▶ [Material provided]:
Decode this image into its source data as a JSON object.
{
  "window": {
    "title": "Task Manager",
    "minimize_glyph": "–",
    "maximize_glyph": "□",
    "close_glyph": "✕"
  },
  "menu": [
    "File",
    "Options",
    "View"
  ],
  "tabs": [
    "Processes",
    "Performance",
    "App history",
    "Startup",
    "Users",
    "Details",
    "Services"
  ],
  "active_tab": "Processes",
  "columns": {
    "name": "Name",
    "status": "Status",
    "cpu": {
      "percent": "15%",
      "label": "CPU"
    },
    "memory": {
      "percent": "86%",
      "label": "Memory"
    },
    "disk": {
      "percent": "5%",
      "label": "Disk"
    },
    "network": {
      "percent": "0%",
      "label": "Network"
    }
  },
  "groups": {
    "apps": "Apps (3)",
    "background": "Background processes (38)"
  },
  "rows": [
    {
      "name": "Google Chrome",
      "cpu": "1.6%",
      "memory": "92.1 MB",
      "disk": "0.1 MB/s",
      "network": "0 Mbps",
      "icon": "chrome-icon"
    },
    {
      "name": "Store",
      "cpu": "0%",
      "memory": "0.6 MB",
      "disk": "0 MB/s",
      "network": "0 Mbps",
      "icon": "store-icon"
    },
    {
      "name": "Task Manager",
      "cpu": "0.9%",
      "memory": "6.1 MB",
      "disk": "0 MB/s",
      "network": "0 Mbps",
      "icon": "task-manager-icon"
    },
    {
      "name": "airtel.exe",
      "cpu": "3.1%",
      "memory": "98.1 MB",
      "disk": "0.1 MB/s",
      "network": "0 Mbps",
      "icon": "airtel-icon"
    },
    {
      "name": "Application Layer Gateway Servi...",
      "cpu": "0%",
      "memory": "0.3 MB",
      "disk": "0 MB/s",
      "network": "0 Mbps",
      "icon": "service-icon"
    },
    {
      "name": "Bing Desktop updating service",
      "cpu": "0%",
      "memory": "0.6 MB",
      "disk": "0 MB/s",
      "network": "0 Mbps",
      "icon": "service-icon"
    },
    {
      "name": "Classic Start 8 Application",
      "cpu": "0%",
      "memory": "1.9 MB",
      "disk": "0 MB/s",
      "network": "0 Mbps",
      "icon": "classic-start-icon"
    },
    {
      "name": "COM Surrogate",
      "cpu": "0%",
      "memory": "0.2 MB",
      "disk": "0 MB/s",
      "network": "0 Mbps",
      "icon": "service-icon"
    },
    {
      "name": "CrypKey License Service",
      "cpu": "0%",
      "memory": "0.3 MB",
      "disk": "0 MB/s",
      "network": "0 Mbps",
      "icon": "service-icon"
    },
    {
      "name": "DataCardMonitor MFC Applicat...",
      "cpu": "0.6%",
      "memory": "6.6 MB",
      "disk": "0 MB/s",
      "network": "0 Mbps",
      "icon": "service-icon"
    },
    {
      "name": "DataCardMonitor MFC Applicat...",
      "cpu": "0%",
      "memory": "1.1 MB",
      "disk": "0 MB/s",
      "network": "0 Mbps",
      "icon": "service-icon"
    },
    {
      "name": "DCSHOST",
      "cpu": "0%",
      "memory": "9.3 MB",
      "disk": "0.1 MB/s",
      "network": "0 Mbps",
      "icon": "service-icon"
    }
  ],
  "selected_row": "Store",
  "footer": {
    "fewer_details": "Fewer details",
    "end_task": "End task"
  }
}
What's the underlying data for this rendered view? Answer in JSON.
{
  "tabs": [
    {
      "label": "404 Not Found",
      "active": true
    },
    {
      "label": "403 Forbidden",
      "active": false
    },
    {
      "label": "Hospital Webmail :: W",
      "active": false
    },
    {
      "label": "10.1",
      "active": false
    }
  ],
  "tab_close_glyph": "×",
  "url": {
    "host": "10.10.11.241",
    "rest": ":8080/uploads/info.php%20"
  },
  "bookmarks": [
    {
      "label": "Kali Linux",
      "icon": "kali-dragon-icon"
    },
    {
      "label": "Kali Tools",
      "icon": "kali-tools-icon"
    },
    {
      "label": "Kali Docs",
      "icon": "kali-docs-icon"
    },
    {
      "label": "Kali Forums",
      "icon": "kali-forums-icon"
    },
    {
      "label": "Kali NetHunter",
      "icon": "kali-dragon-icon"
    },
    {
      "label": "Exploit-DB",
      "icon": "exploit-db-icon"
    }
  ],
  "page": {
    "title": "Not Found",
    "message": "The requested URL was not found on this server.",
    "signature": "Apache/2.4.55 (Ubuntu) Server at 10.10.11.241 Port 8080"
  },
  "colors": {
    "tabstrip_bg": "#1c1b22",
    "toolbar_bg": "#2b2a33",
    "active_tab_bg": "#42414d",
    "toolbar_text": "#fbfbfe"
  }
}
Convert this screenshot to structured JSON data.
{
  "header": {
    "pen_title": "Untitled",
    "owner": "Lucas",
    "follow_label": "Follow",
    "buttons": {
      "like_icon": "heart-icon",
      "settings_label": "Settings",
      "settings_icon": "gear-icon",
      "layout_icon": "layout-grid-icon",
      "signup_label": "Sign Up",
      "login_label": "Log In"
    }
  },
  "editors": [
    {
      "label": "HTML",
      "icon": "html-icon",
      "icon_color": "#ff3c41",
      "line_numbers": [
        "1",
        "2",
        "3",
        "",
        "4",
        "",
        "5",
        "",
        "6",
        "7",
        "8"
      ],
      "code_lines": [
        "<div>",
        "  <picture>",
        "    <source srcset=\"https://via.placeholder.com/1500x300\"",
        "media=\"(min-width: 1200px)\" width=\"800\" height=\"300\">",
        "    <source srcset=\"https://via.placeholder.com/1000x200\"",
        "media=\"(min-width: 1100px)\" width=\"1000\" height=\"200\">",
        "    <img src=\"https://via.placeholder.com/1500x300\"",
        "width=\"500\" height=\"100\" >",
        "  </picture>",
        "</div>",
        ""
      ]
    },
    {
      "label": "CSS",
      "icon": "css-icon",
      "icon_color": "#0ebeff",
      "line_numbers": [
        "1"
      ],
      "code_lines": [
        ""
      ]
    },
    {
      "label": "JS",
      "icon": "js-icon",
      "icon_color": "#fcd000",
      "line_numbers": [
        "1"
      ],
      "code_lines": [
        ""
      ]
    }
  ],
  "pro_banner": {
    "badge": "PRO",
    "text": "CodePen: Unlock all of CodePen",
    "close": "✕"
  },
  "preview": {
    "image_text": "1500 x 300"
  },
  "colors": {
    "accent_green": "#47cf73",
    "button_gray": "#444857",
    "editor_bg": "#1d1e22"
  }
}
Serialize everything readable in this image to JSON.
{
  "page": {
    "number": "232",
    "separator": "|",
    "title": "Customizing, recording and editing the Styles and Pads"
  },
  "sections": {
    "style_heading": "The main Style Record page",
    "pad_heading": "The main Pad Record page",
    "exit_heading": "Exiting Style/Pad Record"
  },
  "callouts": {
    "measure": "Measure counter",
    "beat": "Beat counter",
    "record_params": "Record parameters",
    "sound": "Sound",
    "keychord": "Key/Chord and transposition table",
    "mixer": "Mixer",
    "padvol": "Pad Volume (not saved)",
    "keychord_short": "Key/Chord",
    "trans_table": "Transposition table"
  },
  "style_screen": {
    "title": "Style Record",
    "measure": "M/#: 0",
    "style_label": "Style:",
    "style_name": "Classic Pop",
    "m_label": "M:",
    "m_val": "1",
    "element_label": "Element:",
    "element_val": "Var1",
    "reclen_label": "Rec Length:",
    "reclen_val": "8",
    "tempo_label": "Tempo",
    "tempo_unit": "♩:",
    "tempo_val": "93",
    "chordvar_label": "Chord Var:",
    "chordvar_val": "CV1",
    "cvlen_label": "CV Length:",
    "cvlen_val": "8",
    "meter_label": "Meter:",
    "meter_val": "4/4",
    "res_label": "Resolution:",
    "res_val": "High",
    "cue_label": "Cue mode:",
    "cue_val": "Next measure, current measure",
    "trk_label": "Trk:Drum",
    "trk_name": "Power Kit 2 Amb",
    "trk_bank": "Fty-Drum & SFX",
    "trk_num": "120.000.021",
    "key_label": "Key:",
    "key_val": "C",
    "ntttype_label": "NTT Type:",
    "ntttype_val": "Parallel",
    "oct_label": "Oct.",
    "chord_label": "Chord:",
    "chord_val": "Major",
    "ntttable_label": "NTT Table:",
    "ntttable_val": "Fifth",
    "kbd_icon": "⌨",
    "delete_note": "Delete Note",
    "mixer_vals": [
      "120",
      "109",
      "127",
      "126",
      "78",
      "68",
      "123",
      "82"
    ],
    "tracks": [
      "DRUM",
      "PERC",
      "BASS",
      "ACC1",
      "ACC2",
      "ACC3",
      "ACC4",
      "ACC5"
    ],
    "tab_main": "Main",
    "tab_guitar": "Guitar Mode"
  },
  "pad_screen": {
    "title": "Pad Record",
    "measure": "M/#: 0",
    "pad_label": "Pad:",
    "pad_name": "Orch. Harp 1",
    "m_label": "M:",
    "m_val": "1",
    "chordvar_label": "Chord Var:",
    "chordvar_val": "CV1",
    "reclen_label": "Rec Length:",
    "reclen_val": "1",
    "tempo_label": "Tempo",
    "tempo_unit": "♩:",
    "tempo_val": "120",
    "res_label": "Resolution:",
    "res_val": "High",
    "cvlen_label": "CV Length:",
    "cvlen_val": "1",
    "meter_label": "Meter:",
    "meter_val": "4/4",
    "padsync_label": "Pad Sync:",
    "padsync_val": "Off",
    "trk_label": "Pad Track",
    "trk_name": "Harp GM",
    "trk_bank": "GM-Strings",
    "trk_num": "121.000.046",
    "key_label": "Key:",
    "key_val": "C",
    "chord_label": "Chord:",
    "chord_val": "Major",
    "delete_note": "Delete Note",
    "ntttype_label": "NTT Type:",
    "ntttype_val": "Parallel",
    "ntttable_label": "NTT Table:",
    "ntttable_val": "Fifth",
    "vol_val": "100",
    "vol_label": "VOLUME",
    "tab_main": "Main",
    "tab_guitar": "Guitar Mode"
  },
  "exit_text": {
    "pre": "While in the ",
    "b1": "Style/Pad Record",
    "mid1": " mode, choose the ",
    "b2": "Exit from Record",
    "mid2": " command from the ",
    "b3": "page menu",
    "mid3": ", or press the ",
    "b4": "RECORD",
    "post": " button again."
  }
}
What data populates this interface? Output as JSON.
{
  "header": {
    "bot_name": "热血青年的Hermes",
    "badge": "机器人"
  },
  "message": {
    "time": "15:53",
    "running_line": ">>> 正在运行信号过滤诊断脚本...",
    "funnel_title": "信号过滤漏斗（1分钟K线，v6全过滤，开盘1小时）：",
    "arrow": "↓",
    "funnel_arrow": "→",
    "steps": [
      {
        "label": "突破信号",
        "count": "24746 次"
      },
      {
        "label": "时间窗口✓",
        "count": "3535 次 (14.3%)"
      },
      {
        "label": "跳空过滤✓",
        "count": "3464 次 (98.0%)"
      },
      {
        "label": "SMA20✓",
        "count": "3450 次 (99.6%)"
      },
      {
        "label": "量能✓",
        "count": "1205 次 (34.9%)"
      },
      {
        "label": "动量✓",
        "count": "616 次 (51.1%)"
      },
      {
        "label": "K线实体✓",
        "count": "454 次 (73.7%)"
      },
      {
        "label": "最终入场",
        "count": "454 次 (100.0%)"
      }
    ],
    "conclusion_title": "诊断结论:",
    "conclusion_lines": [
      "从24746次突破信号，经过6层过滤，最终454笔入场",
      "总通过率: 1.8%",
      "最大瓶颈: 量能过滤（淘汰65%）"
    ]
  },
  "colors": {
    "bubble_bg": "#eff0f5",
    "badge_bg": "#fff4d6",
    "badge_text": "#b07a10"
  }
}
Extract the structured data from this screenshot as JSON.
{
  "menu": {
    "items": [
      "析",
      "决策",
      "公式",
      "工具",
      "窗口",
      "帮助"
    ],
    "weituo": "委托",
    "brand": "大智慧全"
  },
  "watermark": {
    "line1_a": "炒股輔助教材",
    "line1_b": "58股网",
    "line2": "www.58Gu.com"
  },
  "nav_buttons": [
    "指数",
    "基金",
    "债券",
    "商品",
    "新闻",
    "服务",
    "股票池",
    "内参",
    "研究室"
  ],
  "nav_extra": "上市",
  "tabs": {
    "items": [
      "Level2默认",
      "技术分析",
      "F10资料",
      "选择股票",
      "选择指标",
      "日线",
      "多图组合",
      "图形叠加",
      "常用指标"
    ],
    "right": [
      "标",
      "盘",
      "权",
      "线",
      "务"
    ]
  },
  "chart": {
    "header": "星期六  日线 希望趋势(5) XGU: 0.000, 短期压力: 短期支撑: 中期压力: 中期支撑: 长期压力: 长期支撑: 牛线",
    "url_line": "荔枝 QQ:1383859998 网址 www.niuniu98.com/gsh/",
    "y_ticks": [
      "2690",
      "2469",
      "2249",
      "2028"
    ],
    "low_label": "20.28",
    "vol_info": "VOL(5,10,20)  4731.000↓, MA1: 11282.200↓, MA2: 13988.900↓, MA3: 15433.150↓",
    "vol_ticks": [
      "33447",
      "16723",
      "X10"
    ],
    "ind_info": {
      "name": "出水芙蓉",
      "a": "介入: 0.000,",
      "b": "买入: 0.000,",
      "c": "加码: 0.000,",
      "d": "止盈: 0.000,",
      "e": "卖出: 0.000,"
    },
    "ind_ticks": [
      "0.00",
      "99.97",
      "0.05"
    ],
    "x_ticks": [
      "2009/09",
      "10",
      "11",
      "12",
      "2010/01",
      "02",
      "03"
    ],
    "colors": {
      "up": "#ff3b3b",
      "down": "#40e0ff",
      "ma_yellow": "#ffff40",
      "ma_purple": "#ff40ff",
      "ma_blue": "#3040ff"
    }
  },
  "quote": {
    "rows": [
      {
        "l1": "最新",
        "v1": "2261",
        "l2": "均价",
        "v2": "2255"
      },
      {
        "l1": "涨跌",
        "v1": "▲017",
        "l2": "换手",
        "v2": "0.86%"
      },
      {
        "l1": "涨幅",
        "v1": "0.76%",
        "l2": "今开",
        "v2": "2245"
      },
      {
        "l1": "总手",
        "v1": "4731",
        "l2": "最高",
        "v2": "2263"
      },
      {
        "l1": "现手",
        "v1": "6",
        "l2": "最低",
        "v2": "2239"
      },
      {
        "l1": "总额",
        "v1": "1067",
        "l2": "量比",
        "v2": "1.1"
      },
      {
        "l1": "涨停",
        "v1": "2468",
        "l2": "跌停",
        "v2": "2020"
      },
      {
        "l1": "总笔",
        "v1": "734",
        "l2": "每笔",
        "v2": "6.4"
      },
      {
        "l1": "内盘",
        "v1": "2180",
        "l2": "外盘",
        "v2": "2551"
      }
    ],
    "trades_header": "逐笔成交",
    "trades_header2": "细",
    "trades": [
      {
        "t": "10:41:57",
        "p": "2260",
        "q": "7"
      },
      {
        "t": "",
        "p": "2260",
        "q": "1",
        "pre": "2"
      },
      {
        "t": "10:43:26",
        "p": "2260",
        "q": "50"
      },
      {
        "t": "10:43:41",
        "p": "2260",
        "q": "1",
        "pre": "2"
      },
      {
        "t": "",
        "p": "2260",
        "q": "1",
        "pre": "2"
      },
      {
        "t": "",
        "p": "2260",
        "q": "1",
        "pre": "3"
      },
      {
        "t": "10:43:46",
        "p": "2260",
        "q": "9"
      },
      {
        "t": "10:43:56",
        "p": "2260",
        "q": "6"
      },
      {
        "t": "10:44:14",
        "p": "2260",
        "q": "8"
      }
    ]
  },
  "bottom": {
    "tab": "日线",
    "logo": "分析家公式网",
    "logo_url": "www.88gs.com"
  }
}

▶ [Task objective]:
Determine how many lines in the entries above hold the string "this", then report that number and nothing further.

▶ [Solution below]:
7